What's Up, Chuck?
MoCo Hope?--There are signs that the MoCo music scene may finish healthier than it started.
Thursday, November 5, 1998
If you''re one of the people who''s been keeping your finger on the pulse of the MoCo music scene this year, trying to find some signs of life, there''s reason to be optimistic. I don''t want to sound too Pollyanna-ish--it''s not been a great musical year in MoCo and we''ve all been disappointed before--but there are some omens that a music specialist might read as positive.
As Beth pointed out in her column above, the new owners of Doc''s--Sean Croce, John Cardinalli and Santo Davi--have opened their wallets and gone on a spending spree to upgrade the sound system and ambience of the old joint. And, based on the projected schedule of bookings at Doc''s by Matt Heimbold, it looks like the quality of performers is going to be turned up a notch.
The roster of scheduled headline performers for the upcoming month or so includes The English Beat and Dave Wakeling on Nov. 12; Billy Bacon and the Forbidden Pigs, on Nov. 13; Laura Love on Nov. 19 (a show that''s actually being presented by local coffee baron Morgan Christopher); The Blasters on Nov. 27; Tab Benoit on Nov. 30; Gene Loves Jezebel on Dec. 4; Shana Morrison (Van''s daughter) on Dec. 5; Dave Alvin and the Guilty Men on Dec. 10, and Little Charlie and the Nightcats on Dec. 11. Further down the line, the rumor mill''s floating the names of both Roy Rogers and Norton Buffalo.
If you''re into rock--particular at the roots and blues end of the spectrum--that''s a pretty respectable lineup. It''s true there''s going to be a cover charge for the shows, but the owners say they''re going to try to keep it under $10 a pop--which means it''ll be generally cheaper to see the acts here at home than it would be to see them in Santa Cruz.
And if promoter Steve Vagnini keeps bringing in interesting regional acts to Blue Fin Billiards, and if owner Jack Burnam at Sly McFly''s keeps booking locals and occasional regional/national acts (like the blues extravaganza a few weeks ago), that little stretch of Cannery Row could turn into a real happening music scene.
It sounds like these guys are trying to make a commitment to providing some top-notch music in the area--but you can bet it''ll be a short-lived deal if audiences don''t get out and support their efforts.

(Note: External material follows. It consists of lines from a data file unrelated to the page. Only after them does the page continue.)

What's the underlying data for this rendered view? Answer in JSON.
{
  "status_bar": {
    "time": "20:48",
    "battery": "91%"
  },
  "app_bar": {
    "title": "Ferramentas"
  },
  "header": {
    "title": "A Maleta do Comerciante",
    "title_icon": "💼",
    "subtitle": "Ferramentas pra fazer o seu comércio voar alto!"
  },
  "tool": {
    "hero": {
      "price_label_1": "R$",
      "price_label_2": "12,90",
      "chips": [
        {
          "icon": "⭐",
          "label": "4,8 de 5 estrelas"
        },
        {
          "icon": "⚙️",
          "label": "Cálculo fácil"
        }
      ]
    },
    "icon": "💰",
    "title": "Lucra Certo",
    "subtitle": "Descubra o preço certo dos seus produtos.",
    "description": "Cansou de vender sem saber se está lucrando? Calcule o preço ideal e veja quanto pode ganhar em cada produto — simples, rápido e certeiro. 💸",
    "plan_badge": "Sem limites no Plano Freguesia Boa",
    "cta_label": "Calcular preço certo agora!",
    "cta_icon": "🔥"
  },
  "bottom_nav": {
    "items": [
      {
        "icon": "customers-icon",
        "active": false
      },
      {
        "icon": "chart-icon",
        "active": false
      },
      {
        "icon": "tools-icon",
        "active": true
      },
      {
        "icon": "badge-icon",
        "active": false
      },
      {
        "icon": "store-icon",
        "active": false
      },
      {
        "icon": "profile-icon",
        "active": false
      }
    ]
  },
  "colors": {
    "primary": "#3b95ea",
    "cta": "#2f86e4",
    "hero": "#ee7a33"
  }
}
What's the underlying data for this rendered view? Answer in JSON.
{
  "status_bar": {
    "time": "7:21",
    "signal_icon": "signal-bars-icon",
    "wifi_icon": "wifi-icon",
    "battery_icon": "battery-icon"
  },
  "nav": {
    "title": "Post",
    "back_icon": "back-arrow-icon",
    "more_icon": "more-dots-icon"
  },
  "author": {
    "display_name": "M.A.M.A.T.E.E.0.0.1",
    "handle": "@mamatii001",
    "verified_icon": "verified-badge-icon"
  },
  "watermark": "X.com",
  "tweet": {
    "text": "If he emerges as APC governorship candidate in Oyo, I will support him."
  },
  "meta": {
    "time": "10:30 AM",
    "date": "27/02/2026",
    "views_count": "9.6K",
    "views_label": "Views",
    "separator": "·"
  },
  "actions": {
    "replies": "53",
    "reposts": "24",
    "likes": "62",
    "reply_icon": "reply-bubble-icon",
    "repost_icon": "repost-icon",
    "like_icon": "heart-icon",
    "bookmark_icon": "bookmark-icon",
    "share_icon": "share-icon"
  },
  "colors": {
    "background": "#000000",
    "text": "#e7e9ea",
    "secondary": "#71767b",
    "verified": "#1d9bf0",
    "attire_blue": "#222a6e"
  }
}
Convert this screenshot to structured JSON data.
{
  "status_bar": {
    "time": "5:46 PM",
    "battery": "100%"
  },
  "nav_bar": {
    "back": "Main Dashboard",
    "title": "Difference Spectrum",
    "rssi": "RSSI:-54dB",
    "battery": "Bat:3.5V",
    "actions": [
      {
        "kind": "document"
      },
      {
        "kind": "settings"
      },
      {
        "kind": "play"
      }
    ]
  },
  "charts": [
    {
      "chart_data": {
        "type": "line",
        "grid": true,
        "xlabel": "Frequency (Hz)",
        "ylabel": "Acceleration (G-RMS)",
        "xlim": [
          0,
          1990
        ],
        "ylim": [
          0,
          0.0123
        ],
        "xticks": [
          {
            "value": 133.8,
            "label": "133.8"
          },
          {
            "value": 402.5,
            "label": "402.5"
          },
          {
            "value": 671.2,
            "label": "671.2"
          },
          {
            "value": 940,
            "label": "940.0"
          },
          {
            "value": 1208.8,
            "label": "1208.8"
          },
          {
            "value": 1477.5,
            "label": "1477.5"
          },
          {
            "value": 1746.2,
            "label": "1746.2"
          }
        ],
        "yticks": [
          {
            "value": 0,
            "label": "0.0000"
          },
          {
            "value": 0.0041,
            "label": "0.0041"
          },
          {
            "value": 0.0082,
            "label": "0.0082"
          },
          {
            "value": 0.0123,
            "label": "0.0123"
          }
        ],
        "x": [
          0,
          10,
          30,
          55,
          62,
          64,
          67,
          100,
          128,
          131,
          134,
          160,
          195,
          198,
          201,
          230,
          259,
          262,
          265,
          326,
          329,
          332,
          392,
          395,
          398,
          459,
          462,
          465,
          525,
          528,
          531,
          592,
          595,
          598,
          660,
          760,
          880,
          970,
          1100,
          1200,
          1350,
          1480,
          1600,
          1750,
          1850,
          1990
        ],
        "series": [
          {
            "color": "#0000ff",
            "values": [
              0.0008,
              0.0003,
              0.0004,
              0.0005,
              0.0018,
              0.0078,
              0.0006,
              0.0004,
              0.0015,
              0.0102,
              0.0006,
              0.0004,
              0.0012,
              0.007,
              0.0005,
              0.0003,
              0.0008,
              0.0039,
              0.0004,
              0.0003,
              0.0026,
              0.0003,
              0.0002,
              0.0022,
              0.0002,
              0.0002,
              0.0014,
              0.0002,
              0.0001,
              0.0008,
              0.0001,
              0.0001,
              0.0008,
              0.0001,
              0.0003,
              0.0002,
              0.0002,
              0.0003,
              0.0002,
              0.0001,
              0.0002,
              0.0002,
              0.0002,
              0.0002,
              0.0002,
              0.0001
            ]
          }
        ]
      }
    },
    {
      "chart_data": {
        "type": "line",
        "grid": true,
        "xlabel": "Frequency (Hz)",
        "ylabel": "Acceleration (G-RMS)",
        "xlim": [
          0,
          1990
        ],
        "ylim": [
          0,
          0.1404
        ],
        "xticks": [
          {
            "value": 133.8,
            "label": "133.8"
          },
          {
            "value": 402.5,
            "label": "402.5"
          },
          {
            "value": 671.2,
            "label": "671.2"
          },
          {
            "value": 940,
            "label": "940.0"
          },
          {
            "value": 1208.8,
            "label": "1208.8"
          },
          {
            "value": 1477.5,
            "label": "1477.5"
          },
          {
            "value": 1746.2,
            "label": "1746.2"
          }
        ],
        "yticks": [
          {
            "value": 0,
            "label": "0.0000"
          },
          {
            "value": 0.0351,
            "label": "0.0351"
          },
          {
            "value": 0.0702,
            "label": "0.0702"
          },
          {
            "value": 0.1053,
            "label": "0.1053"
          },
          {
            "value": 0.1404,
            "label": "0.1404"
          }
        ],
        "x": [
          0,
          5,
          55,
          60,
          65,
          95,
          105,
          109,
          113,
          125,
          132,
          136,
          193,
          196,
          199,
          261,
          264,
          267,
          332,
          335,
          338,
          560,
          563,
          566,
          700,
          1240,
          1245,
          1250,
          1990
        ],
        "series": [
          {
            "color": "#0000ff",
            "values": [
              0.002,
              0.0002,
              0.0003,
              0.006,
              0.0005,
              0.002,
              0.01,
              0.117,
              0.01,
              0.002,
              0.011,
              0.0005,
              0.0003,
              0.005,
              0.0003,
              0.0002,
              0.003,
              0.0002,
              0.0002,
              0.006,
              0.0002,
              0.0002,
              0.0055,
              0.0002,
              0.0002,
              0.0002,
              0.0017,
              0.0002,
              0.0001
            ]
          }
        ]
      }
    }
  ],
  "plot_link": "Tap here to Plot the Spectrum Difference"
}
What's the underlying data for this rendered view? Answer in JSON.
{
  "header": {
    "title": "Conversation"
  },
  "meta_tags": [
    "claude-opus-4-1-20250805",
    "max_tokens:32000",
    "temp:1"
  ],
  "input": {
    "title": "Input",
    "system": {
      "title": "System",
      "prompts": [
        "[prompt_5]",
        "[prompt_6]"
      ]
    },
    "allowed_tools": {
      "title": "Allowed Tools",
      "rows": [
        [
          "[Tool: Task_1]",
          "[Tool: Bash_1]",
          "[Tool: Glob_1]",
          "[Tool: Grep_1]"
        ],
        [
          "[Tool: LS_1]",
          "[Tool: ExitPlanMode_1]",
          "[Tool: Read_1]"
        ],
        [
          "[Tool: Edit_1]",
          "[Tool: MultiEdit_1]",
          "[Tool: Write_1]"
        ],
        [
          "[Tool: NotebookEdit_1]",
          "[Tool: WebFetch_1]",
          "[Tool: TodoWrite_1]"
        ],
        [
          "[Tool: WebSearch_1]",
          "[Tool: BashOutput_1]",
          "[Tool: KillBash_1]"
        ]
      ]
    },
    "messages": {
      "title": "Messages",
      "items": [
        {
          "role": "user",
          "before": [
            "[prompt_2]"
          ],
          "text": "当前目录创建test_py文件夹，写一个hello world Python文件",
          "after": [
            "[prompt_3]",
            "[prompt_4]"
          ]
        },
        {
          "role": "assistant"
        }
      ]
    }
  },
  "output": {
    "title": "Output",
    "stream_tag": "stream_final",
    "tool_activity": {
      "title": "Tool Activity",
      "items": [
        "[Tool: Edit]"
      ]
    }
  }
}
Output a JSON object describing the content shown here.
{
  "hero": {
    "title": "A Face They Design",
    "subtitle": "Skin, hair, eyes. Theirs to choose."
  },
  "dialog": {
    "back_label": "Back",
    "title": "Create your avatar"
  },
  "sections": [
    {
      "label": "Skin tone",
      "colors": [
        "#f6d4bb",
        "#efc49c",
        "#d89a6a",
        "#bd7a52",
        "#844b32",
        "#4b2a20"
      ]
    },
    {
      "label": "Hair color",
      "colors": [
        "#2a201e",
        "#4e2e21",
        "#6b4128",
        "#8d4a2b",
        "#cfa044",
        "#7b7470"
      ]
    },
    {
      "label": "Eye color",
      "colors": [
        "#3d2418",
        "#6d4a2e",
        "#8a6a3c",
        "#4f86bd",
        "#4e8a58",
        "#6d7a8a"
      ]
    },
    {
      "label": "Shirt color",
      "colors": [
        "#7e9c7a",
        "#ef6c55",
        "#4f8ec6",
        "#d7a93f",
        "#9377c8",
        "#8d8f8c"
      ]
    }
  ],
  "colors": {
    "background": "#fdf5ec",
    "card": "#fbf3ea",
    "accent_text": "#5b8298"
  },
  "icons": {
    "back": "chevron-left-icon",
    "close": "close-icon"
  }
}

Which sounds pretty much like what happened to McGarrett''s Thursday-night, national-music experiment. After last Thursday''s disappointing turnout--the audience was estimated at about 80 people--for the postponed Fabulous Thunderbirds concert, promoter Dan Miller and club owner Brooke Lewis have put the concert concept on hold until further notice. My advice: Don''t hold your breath.
On the other hand, Lewis is remodelling the back bar at McGarrett''s, turning it into a sort of showcase for local bands--so it doesn''t look like a total wash.
Continuing to look at the sunny side of the scene, it''s also hopeful to see that Vince LaRocca has reinstated live music at Viva Monterey. He says he took the live stuff off the menu for a few weeks just to see how people would react. Music is back on the weekends. ''Nuff said?
And, of course, Barbara Murphy has remained rock steady in her presentations of singer/songwriter types, primarily at The Media Room. Murphy has found company at TMR with one of ''98''s newcomers, Nina Kelly, who stepped up her concert promotions of bluegrass groups from house parties to public concerts. And, if Morgan Christopher, et al, with the fledgling Monterey Bay Traditional Music Society make good on their promise to bring in top names from the folk/blues circuit, 1999 starts looking like a very good year for the folk scene.
"Yes," you say, "but how come haven''t written a damned thing about any shows this week?"
Patience, grasshopper, these things take time.
Besides, there is one show I''d like to bring to your attention: The Imperial Crowns are returning to Doc''s Nightclub on Saturday, and if you''ve seen ''em in the act (this is their third or fourth trip to MoCo) you already know what this means: high-energy, rock-strength blues. About the only blues group I''ve seen round about here to rival their down-and-dirty intensity was Lester Butler and his band, 13.
This time around, The Crowns are horny. In addition to harmonicat Jimmie Wood, guitar man J.J. Holiday and and drummer Billy Sullivan, they''re bringing their horn section with them.
One of the best things I read about the band''s performance came by way of the Los Angeles New Times: "With goggle-eyed, eyed, maniacal frontman/harpist Wood howling, cackling and sermonizing like the bastard offspring of Oral Roberts and Redd Foxx, and with Holiday''s carefully plucked yet fully deranged bottleneck guitar, it was nuthouse city that evening...It was train-off-the-track messy, a second-line funeral march on acid, a gumbo-inspired nightmare rumble." Cool. Couldn''t have said it better, myself.
Check ''em out.
The Imperial Crowns, Saturday, 9pm. Doc''s Nightclub, 649-4241.